                We traveled for two hours over roads of varying quality, and some that were simply potholes with occasional gravel/concrete decorations around them.  The mountains were forbidding and beautiful, the fields filled with waving green grass and surrounding crystal blue lakes.  We stopped at a lonely mountain official post, where our passports were stamped by South African officials, and then crossed over the border….where the pavement stopped, and we passed the ruins of what had once been a border crossing station on the Lesotho side.  Apparently it had broken in a storm a few years back and there was no money for a repair, our guide, a smiling polyglot man named Simphiwe, told us.

                “Lesotho is the third poorest nation on earth,” Simphiwe said, looking at me.  “They know how dependent they are on South Africa, and the government does not have enough money for most things.”

                We rutted along on what only could existentially be called a road, jutting rocks covered with thin layers of dirt, as we continued across the beautiful landscape and looked around.  “Most of the Basotho people are self-sufficient farmers,” Simphiwe went on, explaining that not an incredible amount of revenue was accrued for the government coffer, and that local schools were nearly entirely community supported with the government providing small stipends of rteachers—sometimes.

                We emerged in a small village in the northeast of the country, where truly the state had very little reach.  The only ‘official ‘ presence I could see was a small police building where two men in shirts marked ‘POLICE’ stopped us and asked if they could get a ride to the next town.

                We met with schoolteachers, listened to stories about the area, talked about HIV/AIDS policy, and learned about the history of a kingdom carved out by the clever manipulations of Moshoeshoe I in the mid-nineteenth century, by playing off the British and the Boers.  We met a isangoma (traditional healer), who told us of her life, her children, and her relationship with the ancestors.  And…

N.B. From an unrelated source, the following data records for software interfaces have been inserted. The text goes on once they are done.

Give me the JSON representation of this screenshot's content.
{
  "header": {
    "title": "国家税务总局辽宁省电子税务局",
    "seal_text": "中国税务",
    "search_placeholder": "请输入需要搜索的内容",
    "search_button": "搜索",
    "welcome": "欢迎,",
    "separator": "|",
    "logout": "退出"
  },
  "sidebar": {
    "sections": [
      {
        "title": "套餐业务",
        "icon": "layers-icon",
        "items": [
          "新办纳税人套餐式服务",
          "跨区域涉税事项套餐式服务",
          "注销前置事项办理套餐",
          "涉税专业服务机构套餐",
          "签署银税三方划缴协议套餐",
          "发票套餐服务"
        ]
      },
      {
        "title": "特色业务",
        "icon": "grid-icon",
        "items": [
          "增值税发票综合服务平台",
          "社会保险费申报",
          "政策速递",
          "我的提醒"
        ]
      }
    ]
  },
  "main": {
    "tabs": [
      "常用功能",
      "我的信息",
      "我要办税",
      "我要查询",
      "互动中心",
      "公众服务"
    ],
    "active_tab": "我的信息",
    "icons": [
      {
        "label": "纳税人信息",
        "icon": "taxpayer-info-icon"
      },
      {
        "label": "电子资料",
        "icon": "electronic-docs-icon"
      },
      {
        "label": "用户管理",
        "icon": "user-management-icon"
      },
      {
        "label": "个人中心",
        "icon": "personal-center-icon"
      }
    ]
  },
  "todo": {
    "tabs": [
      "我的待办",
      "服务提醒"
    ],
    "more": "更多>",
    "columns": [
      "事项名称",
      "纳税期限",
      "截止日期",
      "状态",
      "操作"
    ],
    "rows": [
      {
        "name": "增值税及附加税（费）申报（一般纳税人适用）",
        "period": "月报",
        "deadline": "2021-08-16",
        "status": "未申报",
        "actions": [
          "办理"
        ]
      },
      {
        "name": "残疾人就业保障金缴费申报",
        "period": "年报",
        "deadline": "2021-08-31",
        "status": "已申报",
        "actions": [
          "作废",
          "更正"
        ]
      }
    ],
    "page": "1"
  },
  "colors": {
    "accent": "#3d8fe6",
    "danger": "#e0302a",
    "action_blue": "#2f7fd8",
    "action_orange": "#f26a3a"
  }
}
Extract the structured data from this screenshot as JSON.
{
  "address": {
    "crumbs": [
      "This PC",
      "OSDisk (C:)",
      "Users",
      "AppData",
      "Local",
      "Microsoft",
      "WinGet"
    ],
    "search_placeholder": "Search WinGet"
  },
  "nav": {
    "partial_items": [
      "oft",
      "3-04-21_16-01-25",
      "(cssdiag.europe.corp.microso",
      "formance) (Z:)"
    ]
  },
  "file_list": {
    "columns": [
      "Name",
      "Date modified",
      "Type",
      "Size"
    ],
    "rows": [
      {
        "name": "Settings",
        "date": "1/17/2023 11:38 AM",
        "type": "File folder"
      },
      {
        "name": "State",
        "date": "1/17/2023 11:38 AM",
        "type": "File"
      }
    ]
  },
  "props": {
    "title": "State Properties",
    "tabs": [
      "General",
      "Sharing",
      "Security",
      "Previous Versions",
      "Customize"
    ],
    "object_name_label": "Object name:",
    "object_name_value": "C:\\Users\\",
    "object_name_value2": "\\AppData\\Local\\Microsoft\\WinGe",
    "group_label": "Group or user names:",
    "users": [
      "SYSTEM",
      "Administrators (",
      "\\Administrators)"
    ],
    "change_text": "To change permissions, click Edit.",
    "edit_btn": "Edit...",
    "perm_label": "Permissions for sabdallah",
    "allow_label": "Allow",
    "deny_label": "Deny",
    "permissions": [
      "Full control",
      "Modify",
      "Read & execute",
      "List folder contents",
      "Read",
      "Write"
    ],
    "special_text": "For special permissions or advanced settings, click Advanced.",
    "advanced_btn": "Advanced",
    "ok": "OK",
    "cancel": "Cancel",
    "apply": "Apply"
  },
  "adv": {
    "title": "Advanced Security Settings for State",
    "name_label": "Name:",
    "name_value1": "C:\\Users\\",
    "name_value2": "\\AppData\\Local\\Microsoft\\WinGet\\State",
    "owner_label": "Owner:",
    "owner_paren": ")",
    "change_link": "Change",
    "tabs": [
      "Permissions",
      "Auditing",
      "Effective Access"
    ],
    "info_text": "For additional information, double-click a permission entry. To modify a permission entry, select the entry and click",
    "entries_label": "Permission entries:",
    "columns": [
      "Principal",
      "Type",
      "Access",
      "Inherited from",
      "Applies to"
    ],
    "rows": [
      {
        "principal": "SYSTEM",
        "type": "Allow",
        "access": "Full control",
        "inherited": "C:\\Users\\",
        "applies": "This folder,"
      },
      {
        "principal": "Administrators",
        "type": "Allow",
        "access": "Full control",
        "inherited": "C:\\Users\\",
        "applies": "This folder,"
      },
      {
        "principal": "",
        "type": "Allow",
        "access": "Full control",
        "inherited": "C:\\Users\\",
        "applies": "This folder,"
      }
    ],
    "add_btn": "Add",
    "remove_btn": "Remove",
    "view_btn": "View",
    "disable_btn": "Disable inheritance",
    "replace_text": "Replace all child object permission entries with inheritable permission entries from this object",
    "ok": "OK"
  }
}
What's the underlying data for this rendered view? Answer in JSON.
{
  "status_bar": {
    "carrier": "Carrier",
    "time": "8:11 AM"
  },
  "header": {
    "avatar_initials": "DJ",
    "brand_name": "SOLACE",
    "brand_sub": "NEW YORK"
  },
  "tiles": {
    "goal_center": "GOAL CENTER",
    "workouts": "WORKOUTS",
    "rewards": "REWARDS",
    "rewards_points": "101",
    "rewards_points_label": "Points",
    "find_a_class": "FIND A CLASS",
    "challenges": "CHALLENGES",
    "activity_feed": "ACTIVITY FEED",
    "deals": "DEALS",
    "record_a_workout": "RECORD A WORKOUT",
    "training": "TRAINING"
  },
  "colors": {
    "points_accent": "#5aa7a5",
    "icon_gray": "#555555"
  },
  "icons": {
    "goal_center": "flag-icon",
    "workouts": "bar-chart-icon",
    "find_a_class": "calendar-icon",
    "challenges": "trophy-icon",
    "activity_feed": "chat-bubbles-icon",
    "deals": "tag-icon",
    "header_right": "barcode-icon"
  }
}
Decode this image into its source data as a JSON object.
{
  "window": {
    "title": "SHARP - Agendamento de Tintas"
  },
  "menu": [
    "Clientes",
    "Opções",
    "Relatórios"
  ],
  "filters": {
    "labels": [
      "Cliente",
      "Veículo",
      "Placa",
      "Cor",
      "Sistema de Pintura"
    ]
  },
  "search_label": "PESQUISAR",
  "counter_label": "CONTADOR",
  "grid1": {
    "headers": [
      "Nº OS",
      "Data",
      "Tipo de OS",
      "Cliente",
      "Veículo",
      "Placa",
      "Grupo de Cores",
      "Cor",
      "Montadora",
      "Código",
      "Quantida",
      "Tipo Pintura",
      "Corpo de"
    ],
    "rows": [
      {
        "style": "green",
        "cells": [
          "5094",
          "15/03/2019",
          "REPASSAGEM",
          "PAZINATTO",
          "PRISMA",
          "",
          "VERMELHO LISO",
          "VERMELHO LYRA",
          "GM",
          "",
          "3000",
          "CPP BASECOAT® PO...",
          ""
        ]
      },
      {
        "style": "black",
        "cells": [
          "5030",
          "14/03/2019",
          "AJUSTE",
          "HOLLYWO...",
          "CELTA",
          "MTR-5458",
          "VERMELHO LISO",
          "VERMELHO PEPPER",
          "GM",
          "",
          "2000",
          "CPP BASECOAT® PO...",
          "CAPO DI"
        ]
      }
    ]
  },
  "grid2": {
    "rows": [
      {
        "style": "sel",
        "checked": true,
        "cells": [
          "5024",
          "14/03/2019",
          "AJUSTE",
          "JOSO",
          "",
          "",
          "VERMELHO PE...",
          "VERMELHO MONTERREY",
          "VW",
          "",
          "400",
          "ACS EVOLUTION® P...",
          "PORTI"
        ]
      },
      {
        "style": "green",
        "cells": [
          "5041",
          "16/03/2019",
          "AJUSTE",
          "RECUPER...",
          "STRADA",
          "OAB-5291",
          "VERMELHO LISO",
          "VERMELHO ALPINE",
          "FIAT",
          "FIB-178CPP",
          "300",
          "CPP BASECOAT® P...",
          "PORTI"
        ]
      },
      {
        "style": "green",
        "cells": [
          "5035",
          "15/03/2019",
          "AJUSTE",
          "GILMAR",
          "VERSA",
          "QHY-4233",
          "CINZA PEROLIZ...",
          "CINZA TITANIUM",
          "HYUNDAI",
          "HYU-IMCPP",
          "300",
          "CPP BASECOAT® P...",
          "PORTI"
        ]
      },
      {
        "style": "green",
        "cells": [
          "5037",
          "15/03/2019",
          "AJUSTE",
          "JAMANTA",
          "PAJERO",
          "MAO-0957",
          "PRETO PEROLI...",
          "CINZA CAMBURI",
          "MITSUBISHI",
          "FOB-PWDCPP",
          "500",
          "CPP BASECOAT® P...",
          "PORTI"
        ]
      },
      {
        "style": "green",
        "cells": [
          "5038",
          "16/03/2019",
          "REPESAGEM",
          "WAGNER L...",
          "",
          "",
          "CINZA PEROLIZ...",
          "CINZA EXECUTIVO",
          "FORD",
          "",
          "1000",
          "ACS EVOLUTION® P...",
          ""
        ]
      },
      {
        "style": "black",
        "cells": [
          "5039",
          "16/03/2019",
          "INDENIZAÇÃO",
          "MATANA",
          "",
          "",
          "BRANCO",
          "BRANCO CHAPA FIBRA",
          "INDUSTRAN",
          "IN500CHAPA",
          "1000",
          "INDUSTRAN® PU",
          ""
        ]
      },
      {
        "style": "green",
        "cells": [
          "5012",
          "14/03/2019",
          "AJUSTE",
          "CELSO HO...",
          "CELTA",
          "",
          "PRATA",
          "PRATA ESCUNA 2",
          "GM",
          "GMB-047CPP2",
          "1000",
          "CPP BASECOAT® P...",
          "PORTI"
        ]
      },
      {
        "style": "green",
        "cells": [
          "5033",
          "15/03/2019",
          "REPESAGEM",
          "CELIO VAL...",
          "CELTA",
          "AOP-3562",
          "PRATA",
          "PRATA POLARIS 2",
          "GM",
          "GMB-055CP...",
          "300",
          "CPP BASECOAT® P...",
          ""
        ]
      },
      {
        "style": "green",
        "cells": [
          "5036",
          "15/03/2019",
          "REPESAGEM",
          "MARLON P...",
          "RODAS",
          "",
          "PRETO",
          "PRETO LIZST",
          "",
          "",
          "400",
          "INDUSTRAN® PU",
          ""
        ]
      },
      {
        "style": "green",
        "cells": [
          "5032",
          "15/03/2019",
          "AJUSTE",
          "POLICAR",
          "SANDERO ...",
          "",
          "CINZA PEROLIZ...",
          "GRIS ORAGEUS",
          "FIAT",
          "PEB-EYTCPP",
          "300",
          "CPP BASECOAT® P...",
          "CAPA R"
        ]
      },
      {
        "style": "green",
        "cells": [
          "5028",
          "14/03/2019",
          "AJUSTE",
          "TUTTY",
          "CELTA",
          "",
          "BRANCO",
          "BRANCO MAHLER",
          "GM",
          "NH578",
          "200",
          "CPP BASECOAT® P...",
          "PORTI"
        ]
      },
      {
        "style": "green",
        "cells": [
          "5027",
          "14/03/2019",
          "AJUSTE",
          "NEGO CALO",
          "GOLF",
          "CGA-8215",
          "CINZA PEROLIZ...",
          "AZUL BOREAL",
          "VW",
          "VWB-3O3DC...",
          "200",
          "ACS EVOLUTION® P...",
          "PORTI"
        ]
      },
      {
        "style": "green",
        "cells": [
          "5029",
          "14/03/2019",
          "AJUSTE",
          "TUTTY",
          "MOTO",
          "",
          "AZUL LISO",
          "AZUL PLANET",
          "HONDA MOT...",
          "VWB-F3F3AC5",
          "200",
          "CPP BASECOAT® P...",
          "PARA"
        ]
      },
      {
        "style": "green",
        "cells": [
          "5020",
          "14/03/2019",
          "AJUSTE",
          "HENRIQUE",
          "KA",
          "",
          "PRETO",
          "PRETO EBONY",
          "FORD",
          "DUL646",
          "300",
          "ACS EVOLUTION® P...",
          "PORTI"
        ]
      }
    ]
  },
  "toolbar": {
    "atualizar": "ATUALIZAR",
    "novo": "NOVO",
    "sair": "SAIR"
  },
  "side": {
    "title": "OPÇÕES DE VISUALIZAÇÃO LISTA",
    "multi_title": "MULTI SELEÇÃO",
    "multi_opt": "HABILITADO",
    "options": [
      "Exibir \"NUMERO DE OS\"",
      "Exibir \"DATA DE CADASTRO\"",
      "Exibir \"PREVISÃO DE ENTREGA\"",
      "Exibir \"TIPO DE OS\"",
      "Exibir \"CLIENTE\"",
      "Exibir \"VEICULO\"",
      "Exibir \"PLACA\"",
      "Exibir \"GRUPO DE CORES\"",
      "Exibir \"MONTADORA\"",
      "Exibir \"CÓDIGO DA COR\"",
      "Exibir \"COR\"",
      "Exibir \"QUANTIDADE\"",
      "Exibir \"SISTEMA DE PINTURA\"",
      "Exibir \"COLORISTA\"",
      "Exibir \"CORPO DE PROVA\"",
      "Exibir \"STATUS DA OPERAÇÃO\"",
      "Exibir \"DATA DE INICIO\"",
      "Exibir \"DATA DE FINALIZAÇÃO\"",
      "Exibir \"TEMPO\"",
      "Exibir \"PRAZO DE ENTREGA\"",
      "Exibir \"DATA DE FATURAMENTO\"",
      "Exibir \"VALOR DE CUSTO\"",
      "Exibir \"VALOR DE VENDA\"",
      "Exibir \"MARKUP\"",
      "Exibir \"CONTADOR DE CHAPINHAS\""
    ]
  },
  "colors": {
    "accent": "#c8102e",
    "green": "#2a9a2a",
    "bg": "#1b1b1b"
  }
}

I got to ride a pony.
I really wanted to ride a pony.  Because I am ridiculous and filled with whimsy.  And because ponies are awesome.  After a long, amazing day, we were taking a break at a local roadside pub/shebeen, when two elderly Basotho men appeared on ponies, wrapped in traditional blanket-cloaks.  They stopped in front of us and one man gestured at me, and his pony.  AND OH MY GOD I GOT TO RIDE A PONY.  I’m not going to pretend that it wasn’t amazing or that it wasn’t weird or theoretically problematic.  I could make a clever comment about my own masculinity being mocked by pony riding, or attempting to recontextualize my feelings of discomfort by going to a new country and exploring…

            But I rode a damned pony in a mountain kingdom on a necessary weekend of escape after a long period of deep thinking and frustration.  AND I’M GOING TO OWN THAT AND CLING TO THE HAPPY.
            Thanks for reading, guys.
Pick up the pen